Rajan’s give-and-take rate policy might just pinch you
Oct 29 2013 , Mumbai
RBI policy on expected lines; stocks, rupee rise
In its unrelenting battle against inflation, RBI on Tuesday decided to make it costlier for banks to borrow from it by increasing the rate at which it lends them money (the repo rate) to 7.75 per cent. However, it has provided additional money supply of Rs 20,000 crore through longer-term lending facilities like the seven-day and 14-day special lending windows. It has also reduced the marginal standing facility (MSF) by 25 basis points to 8.75 per cent to provide additional liquidity.
MSF is the more expensive window of RBI, where banks can dip up to 1 per cent of their deposits to borrow from it.
Wand or no wand, the stock market swayed to Rajan’s music. Sensex surged by nearly 359 points to end at a three-year high in an immediate response to the enhancing of liquidity for banks. Snapping its five-day losing run, the 30-stock benchmark closed just shy of the psychological 21,000 mark (29,929 at close) as investors flocked to rate-sensitive banking, realty, auto and consumer durables shares.
Nobody is as surprised as Rajan himself. In a select media interaction in the evening, he was very candid. “I don’t understand the market. I don’t know which way the market will go each day. If I knew which way the market would go everyday, I would be a very rich man... My job is not so much the market, my job is to ensure that the growth and inflation dynamics are appropriate for the economy. If it (stock movement on the day) is based on fundamentals, then I am happy. If not, I am unhappy because it will return to fundamentals at some point.”
Senior bankers and analysts admit that the country is heading for a slightly higher interest regime. But Rajan believes that there is room for banks to soften interest rates. “We do not expect an across-the-board reduction in lending rates, but we expect some rates to soften so that the investment climate improves.”
The RBI governor has not found too many supporters in banking circles. Aditya Puri, HDFC Bank CEO, said, “We will have to improve our deposit rate mobilisation. So we have to make it attractive by raising the rates. The lending rates will also go up.”
Arundhati Bhattacharya, SBI chairperson, said, “Rates will move but we cannot say which way. Our Alco needs to meet to decide on this.”
The credit-deposit ratio of banks is at an all-time high of 78.5 per cent, according to RBI data. This means banks have been lending about 78 per cent of their deposits — too high considering that there are reserve requirements that they need to meet.
Chanda Kochhar, CEO and MD of ICICI Bank, said, “Credit growth will slow while deposit growth will stagnate. The 18 per cent credit growth came with demand from the commercial paper market shifting to the bank credit market and demand for export credit. This year the banking sector will end with credit growth of just 15 per cent.”

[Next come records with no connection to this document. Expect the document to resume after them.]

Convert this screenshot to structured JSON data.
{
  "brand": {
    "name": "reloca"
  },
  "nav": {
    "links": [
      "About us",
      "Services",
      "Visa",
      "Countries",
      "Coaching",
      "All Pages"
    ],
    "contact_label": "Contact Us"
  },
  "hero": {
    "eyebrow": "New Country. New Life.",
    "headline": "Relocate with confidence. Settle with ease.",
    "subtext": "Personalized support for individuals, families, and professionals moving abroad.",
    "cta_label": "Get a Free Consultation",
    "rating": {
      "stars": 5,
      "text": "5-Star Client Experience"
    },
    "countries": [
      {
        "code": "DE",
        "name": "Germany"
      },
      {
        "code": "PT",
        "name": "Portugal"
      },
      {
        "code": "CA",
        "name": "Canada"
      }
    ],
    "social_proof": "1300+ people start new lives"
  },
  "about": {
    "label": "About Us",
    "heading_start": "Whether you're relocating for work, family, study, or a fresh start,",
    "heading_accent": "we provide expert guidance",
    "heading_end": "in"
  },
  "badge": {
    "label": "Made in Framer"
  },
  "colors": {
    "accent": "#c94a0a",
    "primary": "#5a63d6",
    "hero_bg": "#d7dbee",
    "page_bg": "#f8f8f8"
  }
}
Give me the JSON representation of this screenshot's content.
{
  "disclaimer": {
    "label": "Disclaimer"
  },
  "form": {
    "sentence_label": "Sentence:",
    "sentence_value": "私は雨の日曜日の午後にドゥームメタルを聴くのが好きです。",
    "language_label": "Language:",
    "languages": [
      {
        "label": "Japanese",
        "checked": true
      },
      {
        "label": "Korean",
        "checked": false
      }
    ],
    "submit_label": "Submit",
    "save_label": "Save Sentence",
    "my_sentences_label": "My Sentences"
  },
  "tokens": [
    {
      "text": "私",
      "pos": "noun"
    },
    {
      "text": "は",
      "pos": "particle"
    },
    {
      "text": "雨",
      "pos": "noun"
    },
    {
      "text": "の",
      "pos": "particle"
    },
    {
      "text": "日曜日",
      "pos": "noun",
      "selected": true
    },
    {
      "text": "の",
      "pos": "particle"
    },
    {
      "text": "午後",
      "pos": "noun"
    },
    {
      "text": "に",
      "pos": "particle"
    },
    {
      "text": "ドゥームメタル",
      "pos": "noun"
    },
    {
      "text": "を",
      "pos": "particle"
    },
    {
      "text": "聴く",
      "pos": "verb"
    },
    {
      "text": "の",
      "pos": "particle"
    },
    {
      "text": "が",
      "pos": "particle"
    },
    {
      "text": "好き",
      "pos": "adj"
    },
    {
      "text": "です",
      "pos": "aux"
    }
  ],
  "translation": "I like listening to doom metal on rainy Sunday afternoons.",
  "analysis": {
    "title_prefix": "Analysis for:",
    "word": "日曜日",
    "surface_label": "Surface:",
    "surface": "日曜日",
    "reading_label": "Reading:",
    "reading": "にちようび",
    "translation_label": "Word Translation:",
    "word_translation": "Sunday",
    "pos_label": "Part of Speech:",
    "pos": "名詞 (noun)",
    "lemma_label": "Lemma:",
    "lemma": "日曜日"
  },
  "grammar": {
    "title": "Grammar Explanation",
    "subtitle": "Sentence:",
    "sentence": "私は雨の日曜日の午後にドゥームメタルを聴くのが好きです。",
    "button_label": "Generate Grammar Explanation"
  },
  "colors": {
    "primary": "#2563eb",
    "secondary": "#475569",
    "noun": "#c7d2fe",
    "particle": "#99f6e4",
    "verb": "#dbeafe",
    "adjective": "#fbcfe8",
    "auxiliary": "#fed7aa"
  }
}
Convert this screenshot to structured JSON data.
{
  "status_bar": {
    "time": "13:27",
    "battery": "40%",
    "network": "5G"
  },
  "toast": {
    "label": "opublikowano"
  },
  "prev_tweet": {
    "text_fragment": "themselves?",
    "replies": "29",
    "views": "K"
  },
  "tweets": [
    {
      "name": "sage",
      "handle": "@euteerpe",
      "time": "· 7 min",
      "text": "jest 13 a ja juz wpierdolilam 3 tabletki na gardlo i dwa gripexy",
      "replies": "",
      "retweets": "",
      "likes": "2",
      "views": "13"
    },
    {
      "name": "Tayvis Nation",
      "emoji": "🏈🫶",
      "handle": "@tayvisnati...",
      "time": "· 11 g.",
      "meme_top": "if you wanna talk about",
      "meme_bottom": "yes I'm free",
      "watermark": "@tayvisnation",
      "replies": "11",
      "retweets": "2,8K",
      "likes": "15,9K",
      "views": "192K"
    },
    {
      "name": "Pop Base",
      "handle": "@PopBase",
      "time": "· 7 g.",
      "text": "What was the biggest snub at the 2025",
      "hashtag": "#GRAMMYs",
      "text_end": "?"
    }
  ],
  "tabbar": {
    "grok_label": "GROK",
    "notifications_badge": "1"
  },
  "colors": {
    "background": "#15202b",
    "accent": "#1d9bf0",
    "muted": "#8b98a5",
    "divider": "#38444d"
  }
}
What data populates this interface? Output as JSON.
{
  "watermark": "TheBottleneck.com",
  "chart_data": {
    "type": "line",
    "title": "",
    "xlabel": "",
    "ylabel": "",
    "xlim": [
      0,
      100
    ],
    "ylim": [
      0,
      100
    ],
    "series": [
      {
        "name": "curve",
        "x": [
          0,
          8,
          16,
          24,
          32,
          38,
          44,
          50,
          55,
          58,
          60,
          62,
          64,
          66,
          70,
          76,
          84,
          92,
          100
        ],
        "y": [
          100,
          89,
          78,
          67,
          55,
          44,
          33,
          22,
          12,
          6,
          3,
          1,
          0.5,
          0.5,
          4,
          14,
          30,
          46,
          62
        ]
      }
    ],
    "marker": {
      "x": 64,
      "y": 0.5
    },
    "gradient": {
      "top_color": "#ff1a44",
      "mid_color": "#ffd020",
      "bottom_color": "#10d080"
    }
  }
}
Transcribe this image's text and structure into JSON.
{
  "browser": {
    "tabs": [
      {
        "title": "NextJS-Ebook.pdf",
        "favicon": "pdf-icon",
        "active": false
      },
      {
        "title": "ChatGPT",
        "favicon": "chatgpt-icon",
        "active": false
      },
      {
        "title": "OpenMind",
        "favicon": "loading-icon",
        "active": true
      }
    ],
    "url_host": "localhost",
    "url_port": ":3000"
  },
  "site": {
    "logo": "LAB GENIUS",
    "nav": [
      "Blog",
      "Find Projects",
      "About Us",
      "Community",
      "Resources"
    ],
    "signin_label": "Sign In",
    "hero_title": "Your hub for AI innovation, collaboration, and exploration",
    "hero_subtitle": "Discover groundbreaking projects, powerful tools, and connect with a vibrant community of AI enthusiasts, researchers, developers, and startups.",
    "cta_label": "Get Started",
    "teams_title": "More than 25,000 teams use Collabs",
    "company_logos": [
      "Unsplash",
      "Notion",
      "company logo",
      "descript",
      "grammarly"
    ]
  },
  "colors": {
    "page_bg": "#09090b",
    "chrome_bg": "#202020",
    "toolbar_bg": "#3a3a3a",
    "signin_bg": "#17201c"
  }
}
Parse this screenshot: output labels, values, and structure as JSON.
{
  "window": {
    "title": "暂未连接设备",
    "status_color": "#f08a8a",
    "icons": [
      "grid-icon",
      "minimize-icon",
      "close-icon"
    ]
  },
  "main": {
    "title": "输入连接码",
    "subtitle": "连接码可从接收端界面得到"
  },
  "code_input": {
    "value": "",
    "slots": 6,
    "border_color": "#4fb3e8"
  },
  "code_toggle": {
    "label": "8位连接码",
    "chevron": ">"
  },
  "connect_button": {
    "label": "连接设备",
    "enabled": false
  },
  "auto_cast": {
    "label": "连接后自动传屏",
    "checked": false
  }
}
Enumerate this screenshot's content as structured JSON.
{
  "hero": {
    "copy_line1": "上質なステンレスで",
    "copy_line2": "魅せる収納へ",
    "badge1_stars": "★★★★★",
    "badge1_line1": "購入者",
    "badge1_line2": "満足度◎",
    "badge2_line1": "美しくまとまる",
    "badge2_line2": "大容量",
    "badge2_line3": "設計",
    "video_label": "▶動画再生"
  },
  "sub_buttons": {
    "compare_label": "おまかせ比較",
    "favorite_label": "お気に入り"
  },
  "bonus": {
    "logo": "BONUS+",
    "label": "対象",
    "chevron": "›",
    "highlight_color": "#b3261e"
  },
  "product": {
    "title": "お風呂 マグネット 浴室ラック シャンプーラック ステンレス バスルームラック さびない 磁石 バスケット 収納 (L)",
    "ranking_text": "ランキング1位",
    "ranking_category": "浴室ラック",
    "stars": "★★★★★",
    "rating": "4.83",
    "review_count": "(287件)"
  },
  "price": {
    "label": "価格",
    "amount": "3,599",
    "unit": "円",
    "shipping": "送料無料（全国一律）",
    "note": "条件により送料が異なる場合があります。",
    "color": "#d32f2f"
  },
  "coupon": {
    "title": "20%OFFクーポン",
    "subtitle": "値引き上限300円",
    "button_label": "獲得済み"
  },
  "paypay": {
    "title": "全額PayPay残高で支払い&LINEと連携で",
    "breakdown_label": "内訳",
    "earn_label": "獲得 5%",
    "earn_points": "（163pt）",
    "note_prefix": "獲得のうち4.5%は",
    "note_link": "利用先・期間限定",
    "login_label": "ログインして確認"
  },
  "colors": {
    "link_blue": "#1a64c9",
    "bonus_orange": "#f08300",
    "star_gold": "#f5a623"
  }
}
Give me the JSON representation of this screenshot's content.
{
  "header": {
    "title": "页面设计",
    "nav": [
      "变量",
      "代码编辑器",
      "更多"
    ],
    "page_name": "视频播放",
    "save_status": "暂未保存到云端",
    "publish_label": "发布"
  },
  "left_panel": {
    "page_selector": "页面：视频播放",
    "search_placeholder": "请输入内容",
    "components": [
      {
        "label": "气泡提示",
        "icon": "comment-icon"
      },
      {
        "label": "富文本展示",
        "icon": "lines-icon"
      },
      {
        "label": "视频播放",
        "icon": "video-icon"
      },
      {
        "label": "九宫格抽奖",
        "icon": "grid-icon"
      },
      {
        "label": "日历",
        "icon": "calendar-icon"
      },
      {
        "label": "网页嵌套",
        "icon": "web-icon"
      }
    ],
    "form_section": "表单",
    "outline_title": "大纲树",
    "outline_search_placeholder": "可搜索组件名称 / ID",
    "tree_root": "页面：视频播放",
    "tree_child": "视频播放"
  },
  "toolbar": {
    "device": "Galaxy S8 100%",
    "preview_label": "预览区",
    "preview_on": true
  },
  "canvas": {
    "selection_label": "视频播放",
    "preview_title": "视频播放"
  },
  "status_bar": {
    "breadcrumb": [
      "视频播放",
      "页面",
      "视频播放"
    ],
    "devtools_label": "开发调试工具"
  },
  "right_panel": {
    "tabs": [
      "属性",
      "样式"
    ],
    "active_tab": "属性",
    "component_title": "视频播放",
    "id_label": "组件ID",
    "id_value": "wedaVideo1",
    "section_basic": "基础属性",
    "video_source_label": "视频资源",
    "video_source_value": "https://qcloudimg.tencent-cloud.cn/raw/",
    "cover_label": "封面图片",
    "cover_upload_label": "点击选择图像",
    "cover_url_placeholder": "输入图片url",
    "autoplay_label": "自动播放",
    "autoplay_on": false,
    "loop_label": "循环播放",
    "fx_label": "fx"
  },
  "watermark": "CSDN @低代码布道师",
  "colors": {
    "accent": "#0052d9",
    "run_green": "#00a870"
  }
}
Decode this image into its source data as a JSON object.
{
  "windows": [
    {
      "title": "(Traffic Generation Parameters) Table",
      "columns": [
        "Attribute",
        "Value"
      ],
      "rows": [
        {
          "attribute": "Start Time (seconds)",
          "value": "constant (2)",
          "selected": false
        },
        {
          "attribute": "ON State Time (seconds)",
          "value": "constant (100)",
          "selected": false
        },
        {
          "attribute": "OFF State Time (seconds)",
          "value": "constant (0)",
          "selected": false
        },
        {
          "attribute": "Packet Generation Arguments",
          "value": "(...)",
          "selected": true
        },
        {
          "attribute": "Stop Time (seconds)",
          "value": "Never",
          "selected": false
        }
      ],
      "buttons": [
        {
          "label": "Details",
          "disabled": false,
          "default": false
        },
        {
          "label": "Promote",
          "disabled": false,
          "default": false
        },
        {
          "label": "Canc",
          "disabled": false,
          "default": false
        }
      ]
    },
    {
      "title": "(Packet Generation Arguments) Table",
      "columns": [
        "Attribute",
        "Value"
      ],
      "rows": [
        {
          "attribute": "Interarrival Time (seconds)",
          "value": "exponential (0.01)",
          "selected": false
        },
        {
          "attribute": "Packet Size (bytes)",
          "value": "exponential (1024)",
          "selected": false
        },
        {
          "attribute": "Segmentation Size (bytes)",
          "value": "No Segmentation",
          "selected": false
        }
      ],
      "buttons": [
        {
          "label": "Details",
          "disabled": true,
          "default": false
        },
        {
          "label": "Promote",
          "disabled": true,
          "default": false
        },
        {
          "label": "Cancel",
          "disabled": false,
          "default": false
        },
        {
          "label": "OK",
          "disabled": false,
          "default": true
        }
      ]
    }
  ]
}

Upasana Bharadwaj, economist at ING Vysya Bank, however, takes a cue from Rajan’s confidence to say that “the increase in funds made available from the term repo window is likely to shift the dependence on MSF by an additional Rs 19,000 crore. Given that liquidity conditions are not expected to worsen from current levels in the next few months and the dependence on MSF has already been reducing, the overall weighted average cost of borrowing for banks is likely to ease despite the hike in the repo rate.”
According to RBI, “It is important to break the spiral of rising price pressures in order to curb the erosion of financial savings and strengthen the foundations of growth.”
The rupee-dollar exchange rate is fairly stable these days with the oil marketing companies’ demand off the market, deposits in FCNR coming directly into RBI’s coffers and the US Federal Reserve postponing the QE3 tapering.
On the growth-inflation front, RBI has revised its projections for the year. Given the sluggishness, RBI has lowered growth forecast to 5 per cent from 5.5 per cent projected earlier. However, RBI expects a mild improvement in growth in the second half amid strengthening exports, early signs of revival in services and significant pick-up in agriculture. Additionally, RBI expects retail and wholesale inflation to be near 9 per cent and 6.5 per cent, respectively, by March-end.
RBI has said liquidity management has been improved to meet the strong pick-up in credit relative to deposit growth and festival-related demand for money.
As a result of the measures, the average draw from MSF declined from about Rs 1,40,000 crore in mid-September to Rs 40,000 crore by mid-October, and money market rates have fallen by 125 basis points. Going forward, however, the more durable strategy for mitigating the supply-demand gap in funds is for banks to step up mobilisation of deposits, RBI added.